Now, Vedral and colleagues have shown otherwise. The UK-Portugal-Austria team have calculated that an entangled state formed between the photons in a laser pulse and the phonons -- quantum mechanical vibrations of the crystal lattice -- in a mirror can persist at arbitrarily high temperatures. The physicists obtained their results by treating both the laser light and the mirror as simple quantum-mechanical harmonic oscillators. The photons and phonons interact via the so-called light pressure mechanism, in which photons bombarding the mirror exert a pressure on it because of mutual interactions.

The pressure exerted on the mirror depends on the number of photons hitting it: the more photons in the laser, the more pressure they exert on the mirror and the more the mirror vibrates. Vedral and co-workers calculated that if they were to measure five photons in the light field, then there would be five phonons in the motion of the mirror; and if they measured ten photons, then that meant ten phonons, and so forth. This is typical of an entangled state but the difference in the new calculation is that it works for large systems too -- there are millions of photons in the laser beam and more than a billion atoms in the mirror.

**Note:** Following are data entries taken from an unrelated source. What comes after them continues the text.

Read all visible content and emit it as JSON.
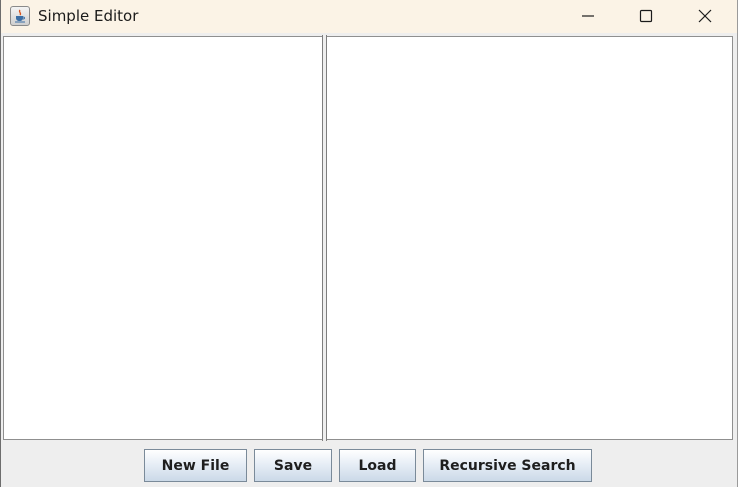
{
  "window": {
    "title": "Simple Editor",
    "icon": "java-cup-icon"
  },
  "title_controls": {
    "minimize_icon": "minimize-icon",
    "maximize_icon": "maximize-icon",
    "close_icon": "close-icon"
  },
  "buttons": {
    "new_file": "New File",
    "save": "Save",
    "load": "Load",
    "recursive_search": "Recursive Search"
  },
  "colors": {
    "titlebar": "#fbf3e6",
    "panel": "#eeeeee",
    "pane": "#ffffff",
    "button_bottom": "#cbd9e8"
  }
}
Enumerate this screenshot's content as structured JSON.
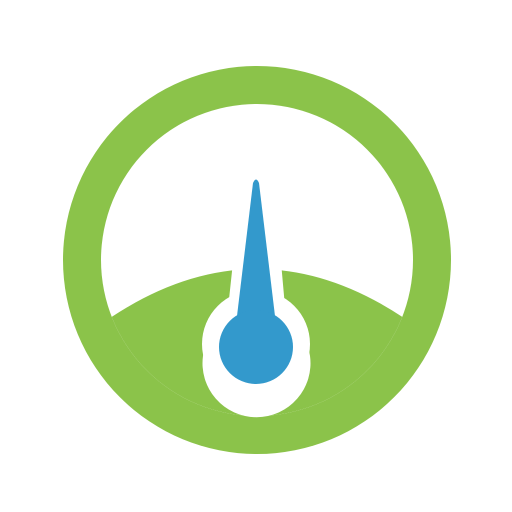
{
  "icon": {
    "name": "speedometer-gauge-icon",
    "colors": {
      "green": "#8BC34A",
      "blue": "#3399CC",
      "white": "#FFFFFF"
    }
  }
}
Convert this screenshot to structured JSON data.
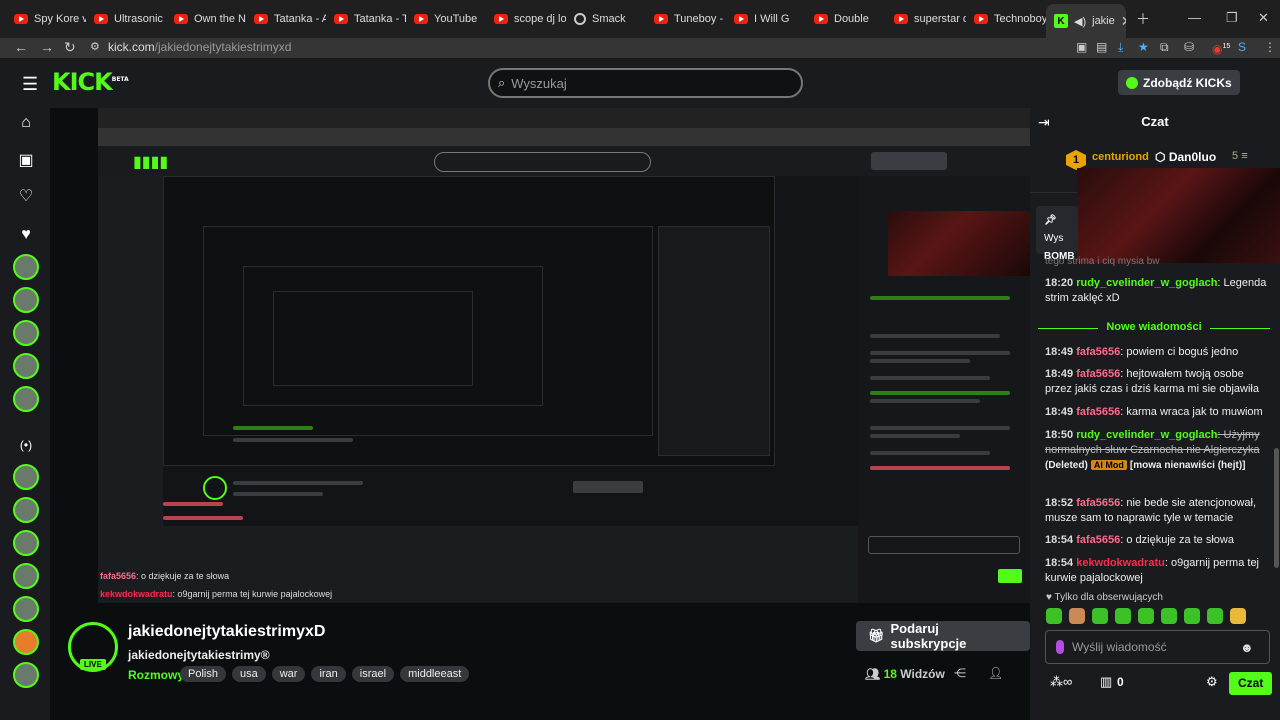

The results show that macroscopic entanglement is not that difficult to create. "If our analysis is confirmed in an experiment -- and I see no reason to believe otherwise -- then this would push the limits of the validity of quantum mechanics further," says Vedral. This may also have important implications for quantum computers: "Perhaps we would not need to cool quantum bits (or 'qubits') down to low temperatures in order to use them for quantum computation. Maybe we could have room temperature quantum computers, just like the classical ones of today."